Thursday, September 29, 2011

The Earth from Afar


What would our planet look like from afar? Would it look the same if it was closer into the Sun or even if it was orbiting a different type of star?
A team of scientists aim to answer these questions with a model.

A network of scientists brought together by NASA form the Virtual Planetary Laboratory (VPL) and their goal is to use computer simulations to test what a habitable planet looks like over time.
The model integrates a number of factors that cause a planet to be habitable such as; geology, atmospheric parameters and its position relative to other astronomical bodies such as its star.
The task is by no means an easy one as the model will need to reflect the complexity observed of Earths system.

The current count of exoplanets is over 600, most of which are large gaseous worlds. There are, however, a number of Earth like candidates and with missions like NASA's Kepler Telescope which is hunting for exoplanets around solar-like stars or NASA's future planned Terrestrial Planet Finder (TPF) mission; the number of potentially habitable worlds is set to rapidly increase (potentially, being the operative word in that sentence).
This, however, still means that these planets will be viewed as point sources. Where dimensions are inferred and any information about atmospheres concerns the whole planet and not individual regions or clouds.

This is where computer models come in! Observational astronomers will be able to tell you what we can see, be it a signature for water or just an average temperature. Models are then used to determine the possible planetary and atmospheric structure from the data which increasingly requires more complex models with more informational parameters.
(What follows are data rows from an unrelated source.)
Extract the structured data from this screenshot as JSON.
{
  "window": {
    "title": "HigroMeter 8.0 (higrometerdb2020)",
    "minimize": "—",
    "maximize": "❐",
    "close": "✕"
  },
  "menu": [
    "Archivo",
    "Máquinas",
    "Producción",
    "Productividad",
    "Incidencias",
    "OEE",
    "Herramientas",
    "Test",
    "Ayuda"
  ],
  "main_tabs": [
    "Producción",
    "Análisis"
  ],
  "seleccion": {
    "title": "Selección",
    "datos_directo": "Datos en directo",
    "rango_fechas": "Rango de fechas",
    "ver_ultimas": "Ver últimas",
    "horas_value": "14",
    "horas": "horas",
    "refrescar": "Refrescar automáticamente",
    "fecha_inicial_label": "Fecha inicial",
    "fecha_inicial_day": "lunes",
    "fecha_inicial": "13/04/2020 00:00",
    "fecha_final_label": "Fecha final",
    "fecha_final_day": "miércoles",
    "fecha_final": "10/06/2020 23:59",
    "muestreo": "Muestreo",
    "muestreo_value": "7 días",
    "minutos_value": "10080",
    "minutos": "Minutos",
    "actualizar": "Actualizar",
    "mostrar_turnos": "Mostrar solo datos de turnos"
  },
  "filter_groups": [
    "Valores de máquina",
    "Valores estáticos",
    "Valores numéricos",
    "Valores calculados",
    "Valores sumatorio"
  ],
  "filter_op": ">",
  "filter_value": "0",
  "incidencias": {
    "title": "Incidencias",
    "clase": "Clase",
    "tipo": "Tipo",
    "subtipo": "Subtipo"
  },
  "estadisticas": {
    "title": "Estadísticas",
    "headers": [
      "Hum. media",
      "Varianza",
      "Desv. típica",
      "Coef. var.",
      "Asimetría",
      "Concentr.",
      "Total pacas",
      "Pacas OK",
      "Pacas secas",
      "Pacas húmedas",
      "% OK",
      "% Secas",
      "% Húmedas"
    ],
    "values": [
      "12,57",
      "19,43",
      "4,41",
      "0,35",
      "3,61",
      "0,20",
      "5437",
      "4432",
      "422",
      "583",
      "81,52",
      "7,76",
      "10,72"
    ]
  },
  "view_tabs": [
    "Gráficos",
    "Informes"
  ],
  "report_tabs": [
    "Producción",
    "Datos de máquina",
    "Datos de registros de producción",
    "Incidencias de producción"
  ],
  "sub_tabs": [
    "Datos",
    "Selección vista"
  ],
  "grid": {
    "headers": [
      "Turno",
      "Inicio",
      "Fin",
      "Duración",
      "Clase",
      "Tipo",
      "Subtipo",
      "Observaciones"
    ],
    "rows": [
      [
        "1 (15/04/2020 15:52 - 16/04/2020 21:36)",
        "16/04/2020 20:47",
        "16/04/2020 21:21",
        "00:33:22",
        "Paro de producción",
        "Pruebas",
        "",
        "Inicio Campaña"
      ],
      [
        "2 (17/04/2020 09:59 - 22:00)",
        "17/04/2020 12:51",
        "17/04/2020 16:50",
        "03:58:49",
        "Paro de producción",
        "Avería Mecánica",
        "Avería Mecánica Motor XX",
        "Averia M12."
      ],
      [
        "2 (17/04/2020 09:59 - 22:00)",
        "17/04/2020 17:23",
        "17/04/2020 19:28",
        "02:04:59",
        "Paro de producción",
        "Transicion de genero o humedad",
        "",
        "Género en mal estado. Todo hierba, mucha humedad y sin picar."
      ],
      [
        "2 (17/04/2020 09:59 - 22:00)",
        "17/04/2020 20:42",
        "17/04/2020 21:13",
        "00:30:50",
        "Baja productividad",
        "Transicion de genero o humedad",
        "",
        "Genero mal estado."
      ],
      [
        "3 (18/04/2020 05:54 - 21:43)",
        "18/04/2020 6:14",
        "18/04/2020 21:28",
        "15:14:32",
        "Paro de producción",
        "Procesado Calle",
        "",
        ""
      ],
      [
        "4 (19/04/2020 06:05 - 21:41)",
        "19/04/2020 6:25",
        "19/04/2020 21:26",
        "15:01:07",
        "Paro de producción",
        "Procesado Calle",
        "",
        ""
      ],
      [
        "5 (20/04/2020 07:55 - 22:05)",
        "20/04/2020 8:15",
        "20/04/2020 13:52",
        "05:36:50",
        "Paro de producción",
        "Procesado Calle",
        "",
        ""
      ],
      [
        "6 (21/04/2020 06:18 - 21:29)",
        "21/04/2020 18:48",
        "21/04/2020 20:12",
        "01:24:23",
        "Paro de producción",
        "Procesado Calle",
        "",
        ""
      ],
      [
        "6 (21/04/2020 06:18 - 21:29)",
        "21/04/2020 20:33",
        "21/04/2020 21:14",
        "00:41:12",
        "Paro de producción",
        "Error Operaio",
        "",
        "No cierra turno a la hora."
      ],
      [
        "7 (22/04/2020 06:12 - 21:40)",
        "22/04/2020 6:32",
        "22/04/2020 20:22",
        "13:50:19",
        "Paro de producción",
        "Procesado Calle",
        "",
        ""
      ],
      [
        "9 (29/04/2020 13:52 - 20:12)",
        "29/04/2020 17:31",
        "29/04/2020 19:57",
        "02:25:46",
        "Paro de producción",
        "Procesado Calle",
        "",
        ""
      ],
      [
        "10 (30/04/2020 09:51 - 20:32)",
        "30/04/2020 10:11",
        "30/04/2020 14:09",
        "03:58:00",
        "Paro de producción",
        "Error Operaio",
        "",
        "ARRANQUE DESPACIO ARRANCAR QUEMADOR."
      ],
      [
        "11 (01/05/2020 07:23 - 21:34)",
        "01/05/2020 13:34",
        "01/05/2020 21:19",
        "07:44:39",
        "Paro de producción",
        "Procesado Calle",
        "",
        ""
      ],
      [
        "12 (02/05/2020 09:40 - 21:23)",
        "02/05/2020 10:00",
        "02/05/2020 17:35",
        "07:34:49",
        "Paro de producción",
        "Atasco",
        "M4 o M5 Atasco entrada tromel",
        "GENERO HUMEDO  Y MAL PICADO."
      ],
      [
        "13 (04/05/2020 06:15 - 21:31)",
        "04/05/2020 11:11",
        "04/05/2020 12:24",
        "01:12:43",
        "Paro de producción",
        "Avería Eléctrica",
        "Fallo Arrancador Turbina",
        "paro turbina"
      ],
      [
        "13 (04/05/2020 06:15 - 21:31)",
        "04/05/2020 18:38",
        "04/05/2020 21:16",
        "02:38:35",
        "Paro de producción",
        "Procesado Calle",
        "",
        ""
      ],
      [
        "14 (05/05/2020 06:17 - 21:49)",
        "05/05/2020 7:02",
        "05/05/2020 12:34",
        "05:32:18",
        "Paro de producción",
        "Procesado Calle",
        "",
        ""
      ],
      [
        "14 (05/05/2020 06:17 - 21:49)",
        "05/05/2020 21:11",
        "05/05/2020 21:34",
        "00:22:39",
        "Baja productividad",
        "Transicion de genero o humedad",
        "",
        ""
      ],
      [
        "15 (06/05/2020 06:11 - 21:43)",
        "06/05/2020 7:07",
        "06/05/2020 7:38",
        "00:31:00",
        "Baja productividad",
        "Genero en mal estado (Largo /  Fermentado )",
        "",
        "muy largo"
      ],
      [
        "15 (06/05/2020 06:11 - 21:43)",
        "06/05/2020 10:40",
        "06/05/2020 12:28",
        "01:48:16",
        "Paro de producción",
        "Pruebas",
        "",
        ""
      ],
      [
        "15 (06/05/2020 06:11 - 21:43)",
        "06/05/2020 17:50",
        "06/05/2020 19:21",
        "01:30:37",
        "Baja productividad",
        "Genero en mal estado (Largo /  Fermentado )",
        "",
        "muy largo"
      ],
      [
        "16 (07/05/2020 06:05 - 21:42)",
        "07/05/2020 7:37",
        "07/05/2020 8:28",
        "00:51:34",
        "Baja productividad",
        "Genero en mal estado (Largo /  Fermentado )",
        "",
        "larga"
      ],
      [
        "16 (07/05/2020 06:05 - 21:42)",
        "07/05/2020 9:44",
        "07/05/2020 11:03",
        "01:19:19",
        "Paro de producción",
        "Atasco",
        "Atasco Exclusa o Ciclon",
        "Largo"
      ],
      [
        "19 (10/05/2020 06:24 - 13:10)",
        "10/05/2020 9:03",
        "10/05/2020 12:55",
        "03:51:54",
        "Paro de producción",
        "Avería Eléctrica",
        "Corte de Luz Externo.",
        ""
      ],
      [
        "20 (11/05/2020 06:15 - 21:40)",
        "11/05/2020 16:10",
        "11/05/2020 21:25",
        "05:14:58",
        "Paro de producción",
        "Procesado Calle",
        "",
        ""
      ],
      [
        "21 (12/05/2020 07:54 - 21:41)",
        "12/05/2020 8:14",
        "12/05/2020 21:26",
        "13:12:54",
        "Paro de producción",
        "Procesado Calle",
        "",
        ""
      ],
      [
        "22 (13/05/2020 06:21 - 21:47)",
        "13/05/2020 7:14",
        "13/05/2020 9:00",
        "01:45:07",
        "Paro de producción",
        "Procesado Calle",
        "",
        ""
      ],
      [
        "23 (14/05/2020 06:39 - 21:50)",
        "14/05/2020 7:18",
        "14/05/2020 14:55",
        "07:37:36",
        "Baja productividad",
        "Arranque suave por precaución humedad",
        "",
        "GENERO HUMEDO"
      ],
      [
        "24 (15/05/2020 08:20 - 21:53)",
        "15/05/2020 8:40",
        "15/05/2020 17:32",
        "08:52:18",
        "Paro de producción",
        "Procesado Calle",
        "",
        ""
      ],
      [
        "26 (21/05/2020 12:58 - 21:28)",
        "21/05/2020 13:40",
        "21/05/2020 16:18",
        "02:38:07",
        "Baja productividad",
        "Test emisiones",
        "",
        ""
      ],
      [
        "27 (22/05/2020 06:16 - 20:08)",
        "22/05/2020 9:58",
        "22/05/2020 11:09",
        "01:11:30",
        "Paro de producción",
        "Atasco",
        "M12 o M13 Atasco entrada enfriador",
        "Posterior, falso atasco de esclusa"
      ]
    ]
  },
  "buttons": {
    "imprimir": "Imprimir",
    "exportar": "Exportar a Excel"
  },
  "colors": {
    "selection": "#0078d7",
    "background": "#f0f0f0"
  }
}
The VPL teams model is designed to be a complex model of the Earth as viewed from afar where the atmospheric, and geographical parameters are displayed over the whole planet (in essence it is an extremely pixelated view of the Earth). It also includes a number of changeable astrophysical parameters such as different wavelengths of light, if orbiting a different type of star, and the observation angle, to determine the effect of light off of oceans.
With the collaborative work of a number of teams like this and observations made around the world and from space we may be able to find another Earth.


http://www.ncbi.nlm.nih.gov/pubmed/21631250
The image was taken from the paper written by the VPL team

http://www.ncbi.nlm.nih.gov/pubmed/21631250 .